#### MATERIAL TO PROCESS

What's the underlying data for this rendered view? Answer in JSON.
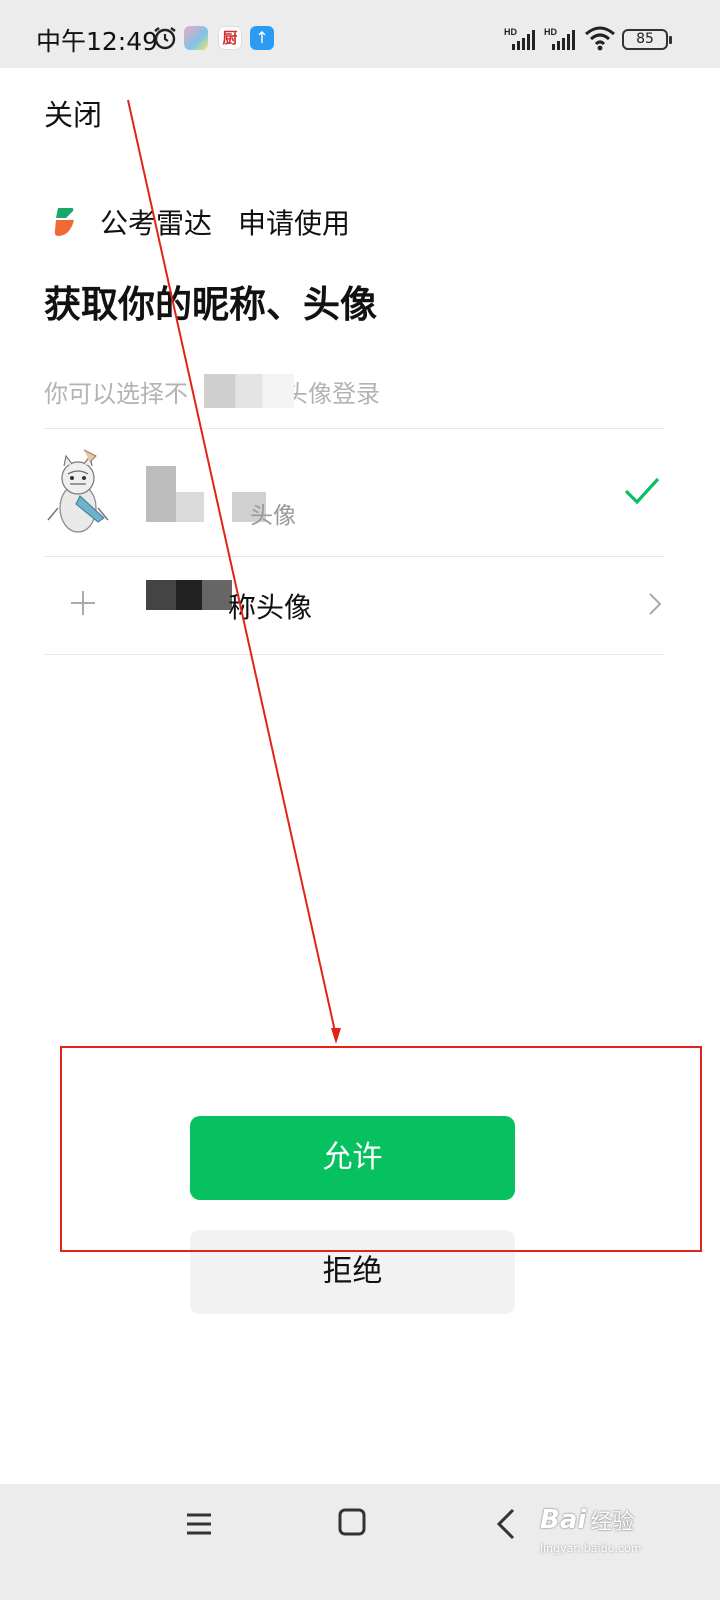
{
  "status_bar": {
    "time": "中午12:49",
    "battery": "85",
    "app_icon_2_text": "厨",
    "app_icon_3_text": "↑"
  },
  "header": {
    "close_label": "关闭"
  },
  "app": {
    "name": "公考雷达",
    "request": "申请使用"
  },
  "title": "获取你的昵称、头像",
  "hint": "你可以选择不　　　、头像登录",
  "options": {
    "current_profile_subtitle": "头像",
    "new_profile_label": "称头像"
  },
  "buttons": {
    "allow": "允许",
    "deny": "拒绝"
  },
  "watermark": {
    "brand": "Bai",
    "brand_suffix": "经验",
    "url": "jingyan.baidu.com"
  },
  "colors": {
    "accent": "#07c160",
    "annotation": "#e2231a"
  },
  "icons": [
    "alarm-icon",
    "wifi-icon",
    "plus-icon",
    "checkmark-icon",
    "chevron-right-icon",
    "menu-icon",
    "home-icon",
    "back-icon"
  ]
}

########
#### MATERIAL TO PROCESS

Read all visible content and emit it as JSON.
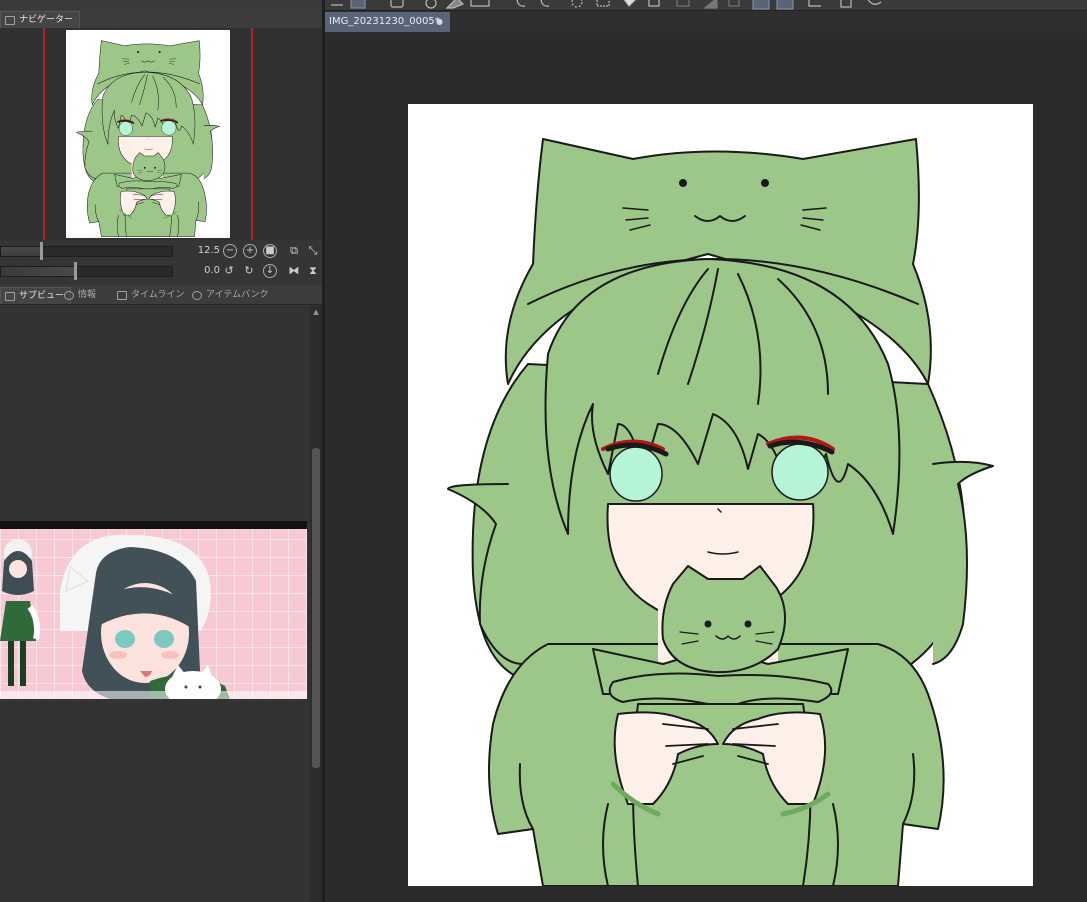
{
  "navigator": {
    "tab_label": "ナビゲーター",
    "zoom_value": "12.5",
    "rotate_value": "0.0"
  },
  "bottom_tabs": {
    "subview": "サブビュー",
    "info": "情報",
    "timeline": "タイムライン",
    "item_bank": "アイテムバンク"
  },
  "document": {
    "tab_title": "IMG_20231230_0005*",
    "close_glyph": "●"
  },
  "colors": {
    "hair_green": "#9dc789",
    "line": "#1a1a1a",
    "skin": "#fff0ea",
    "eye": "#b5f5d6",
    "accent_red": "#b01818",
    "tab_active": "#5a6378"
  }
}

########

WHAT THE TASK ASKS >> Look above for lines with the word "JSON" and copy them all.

RESULT OF THE TASK >>
What's the underlying data for this rendered view? Answer in JSON.
Read all visible content and emit it as JSON.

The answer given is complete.